As a Ryder Cup player, Stenson proved extremely popular with his team-mates and the media, and the Gothenburg-born golfer has been an integral part of Europe’s success in the event and has never been part of a losing home team.
He made his debut in 2006 under the captainship of Ian Woosnam at The K Club, holing the winning putt on the 15th green, sealing a then record-equalling winning margin of 18.5–9.5. In total, he has played in five Ryder Cups, winning three times, with an impressive record of 11 points from 19 matches.
Historically, one of the keys to success at the Ryder Cup has been forming great playing partnerships, and Stenson became part of a brilliant one at the 2014 Ryder Cup at Gleneagles. On the opening two days that year, he and Justin Rose played three and won three, contributing three points to a 16.5–11.5 victory for Paul McGinley’s team.

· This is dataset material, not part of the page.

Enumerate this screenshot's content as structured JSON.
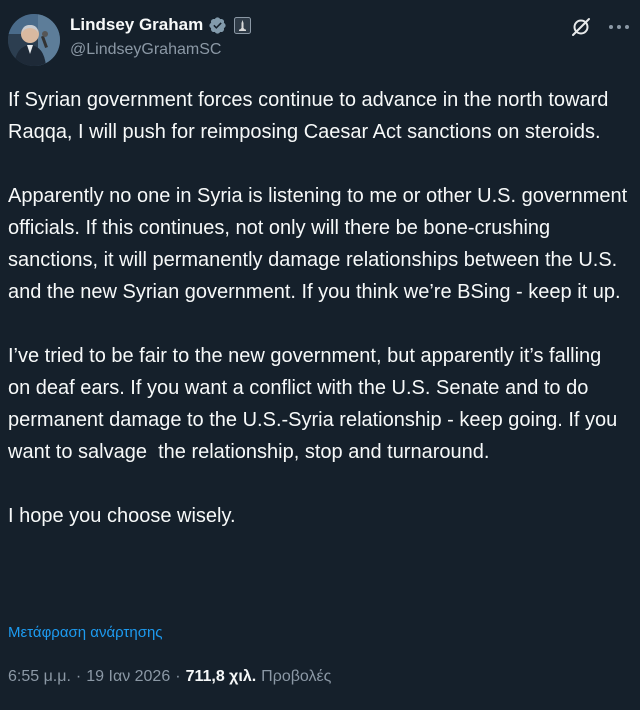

The dynamic duo returned at Le Golf National in Paris in 2018, with foursomes victories over Rickie Fowler and Dustin Johnson on the Friday, and Johnson and Brooks Koepka on Saturday, before a resounding 5&4 victory over Bubba Watson on the Sunday, helping to ensure victory for Thomas Bjørn’s Team Europe.
A year after making his Ryder Cup debut, Stenson, already a three-time winner on the European Tour, became the first Swede to win a World Golf Championships event, beating Geoff Ogilvy in the final to win the 2007 WGC-Accenture Match Play Championship.
His next watershed moment came at the 2009 Players Championship, where he claimed a four-shot victory at TPC Sawgrass ahead of Ian Poulter, shooting an impressive bogey-free 66 in the final round.
In 2013 Stenson became the first golfer to win the PGA Tour’s FedEx Cup and the European Tour’s Race to Dubai in the same year after winning the season ending DP World Tour Championship, a title he would defend in 2014.
He then won the Race to Dubai for a second time in 2016 and his first major at The Open at Royal Troon, after an iconic battle down the stretch with Phil Mickelson when he broke the major championship scoring record for both lowest total to par (-20) and aggregate shots (264).
In total, the former world number two has amassed 21 worldwide victories, including 6 PGA Tour wins and 11 European Tour titles. He also won silver at the Rio Olympics in 2016, behind Great Britain’s Justin Rose.
In Italy next year, Team USA will no doubt start as favourites… but beware, ‘The Iceman’ cometh.